Steve SchirippaPHOTO CREDIT: Curtis Dahl Photography KMA

Ruvo's father is the namesake of the medical facility that is opening in downtown Las Vegas soon. It will be a comprehensive treatment and research center that deals with brain injury and disorders, including Alzheimer's, Huntington's disease, Parkinson's, ALS, and memory degeneration.

Frank Gehry, the acclaimed architect of the unique design for Ruvo's building, was also there.

The icons of illusions, known throughout the world as blonde Siegfried and dark-haired Roy, levitated magic to a level that no other duo had ever accomplished in the history of the profession. Roy Horn, who was critically injured in an attack onstage when one of his big cats turned on him several years ago, causing life-threatening, massive head and neck wounds, resulting in years of recuperation and therapy. Siegfried Fischbacher did not continue performances after the incident.

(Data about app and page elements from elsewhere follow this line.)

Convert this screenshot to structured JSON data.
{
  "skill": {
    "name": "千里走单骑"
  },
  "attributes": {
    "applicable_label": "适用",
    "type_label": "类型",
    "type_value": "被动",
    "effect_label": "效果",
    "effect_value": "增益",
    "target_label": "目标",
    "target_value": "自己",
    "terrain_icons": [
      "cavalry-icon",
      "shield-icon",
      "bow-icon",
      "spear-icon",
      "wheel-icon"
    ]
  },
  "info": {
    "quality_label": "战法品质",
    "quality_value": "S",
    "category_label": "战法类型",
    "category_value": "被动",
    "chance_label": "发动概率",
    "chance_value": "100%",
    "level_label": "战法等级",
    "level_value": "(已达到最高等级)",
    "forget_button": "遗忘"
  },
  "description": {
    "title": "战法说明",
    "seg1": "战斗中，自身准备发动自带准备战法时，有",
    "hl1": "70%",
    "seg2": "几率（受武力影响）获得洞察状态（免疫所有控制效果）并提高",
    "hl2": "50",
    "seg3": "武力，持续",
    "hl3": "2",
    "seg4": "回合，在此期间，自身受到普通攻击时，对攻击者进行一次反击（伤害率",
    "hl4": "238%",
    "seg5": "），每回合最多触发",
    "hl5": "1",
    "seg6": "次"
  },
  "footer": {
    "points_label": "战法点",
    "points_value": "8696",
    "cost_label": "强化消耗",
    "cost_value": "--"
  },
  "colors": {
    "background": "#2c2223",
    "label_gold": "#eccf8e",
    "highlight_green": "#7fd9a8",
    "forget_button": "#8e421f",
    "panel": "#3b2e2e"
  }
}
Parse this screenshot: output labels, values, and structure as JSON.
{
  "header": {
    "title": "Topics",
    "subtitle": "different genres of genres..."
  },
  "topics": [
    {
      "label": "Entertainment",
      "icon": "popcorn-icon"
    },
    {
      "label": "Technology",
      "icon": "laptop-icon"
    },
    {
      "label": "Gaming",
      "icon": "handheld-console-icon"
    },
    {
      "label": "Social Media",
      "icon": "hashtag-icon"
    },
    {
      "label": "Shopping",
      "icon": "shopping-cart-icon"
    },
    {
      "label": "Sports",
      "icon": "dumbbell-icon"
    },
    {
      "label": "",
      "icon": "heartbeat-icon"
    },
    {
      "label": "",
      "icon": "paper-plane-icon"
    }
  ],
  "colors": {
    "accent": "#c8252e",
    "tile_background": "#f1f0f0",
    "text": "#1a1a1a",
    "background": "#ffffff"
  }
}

"Roy had tested his fate with his lions and tigers," stated Las Vegas Strip headline magician Dixie Dooley. "Even though he [Horn] had slept with his animals from the time they were babies, you can never fully trust an animal's instincts. They can turn on you any second. I know; I had a leopard in my earlier shows. He was like a baby until his tummy was empty, then he was very difficult to handle," Dooley added. He was among the well-wishers over the years and bids his fond farewell to the duo.

I spoke with some of the celebrities arriving on the red carpet.

Hillary DuffPHOTO CREDIT: Curtis Dahl Photography KM

Leeza Gibbons responded to my question about how she combated her struggles.

"It's about getting rid of toxic people in your life," she stated. "Those

negative vibrations, you have to eliminate." Gibbons, who said she was humbled by this event, believes in the Lou Ruvo Brain Institute and said that it was a blessing. Gibbons lost her grandmother and mother, who died recently, to degenerative brain disorders. She set up a website, www.leezasplace.org, and a foundation for "education, empowerment and energy" to help families, caregivers and others involved in finding solutions and help for the medical problems and special needs.

Hilary Duff was delighted to be there to bid good-bye to the famous illusionists. "I'm stoked.

I'm so excited. I remember seeing Siegfried and Roy when I was eight."

Although there were certainly a host of famous names and faces, the event drew hundreds from the business and political community, as well as people who personally support the lifesaving work of the institute.

Wolfgang PuckPHOTO CREDIT: Curtis Dahl Photography KMA

It was Las Vegas' chance to say how much everyone appreciated the many decades of entertainment by the legendary Siegfried and Roy and to support a vitally needed new brain healthcare facility.

Pete Allman is a Las Vegas-based commentator, broadcast personality and celebrity interviewer. He also produces inspirational messages for television and other media. Contact him at peteonthescene@yahoo.com or (702)265-9099. Visit www.CelebrityScene.com.